examination accompanied with the collection of a complete medical history and evaluation. During the exam your pain doctor will inspect your mobility and muscle strength.
Reflexes will be tested and you may be asked to rise from a seated or squatting position. There is a test called a straight leg raise test that places tension on the sciatic nerve. It may exacerbate the pain, and then bending the knee relieves it. Interestingly, a pinched nerve may lead to loss of one’s reflex at the knee or ankle depending on which nerve is compressed and how severe is.
Other diagnostic tests may include x-rays of the spine to rule out other issues such as bone spurs that may be compressing the sciatic nerve. An MRI or CT scan may also be ordered to reveal a more powerful image of the spine.
These imaging tests are designed to reveal disc herniation, soft tissue injury, bone spurs or other problems that may contribute to the sciatic pain.
What are the treatment options for sciatica?
When the pain does not subside with rest and self-care, additional treatment may be necessary. Your Los Angeles pain clinic specialist may recommend the use of anti-inflammatories and muscle relaxants to provide relief, accompanied with therapy or steroidal injections. Here is a list of potential treatment options, which may be effective alone or in combination:
- NSAID’s and Tylenol

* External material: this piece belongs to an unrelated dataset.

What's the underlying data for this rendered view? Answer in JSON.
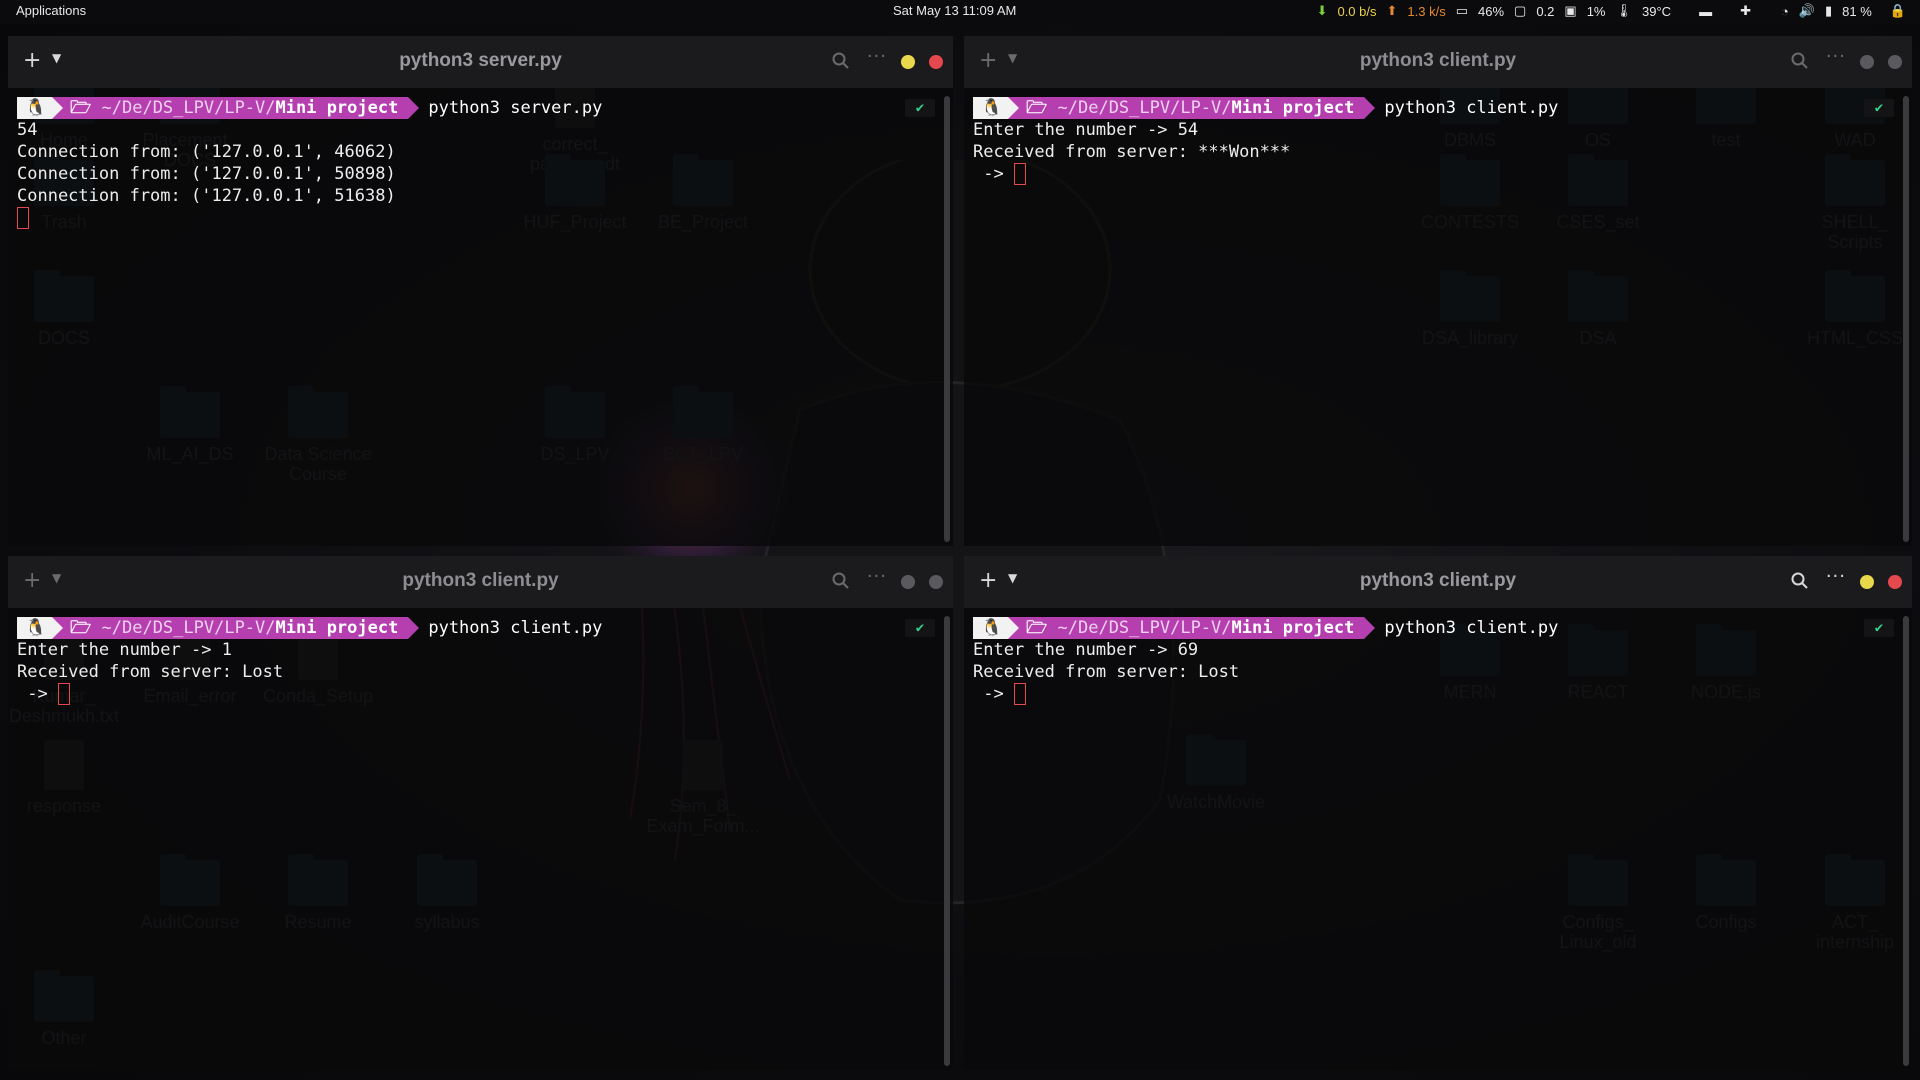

- Chiropractic Adjustments
- Spinal Decompression Therapy
- TENS Unit
- Narcotics and Muscle Relaxers
- Physical Therapy with Ultrasound, Electrical Stimulation
- Ice & Heat
- Epidural Steroid Injections
Surgery is the last resort for pain relief, and is indicated if conservative measures fail or muscle weakness is ongoing. Loss of bowel and bladder function is a surgical emergency.
Your pain management doctor in Los Angeles will work with you to develop the best possible treatment plan that is the most effective, providing relief from sciatica pain. Let the California Pain Network help connect you with the best pain management Los Angeles and the surrounding area has to offer.
Simply complete the form or call (310) 626-1526 today!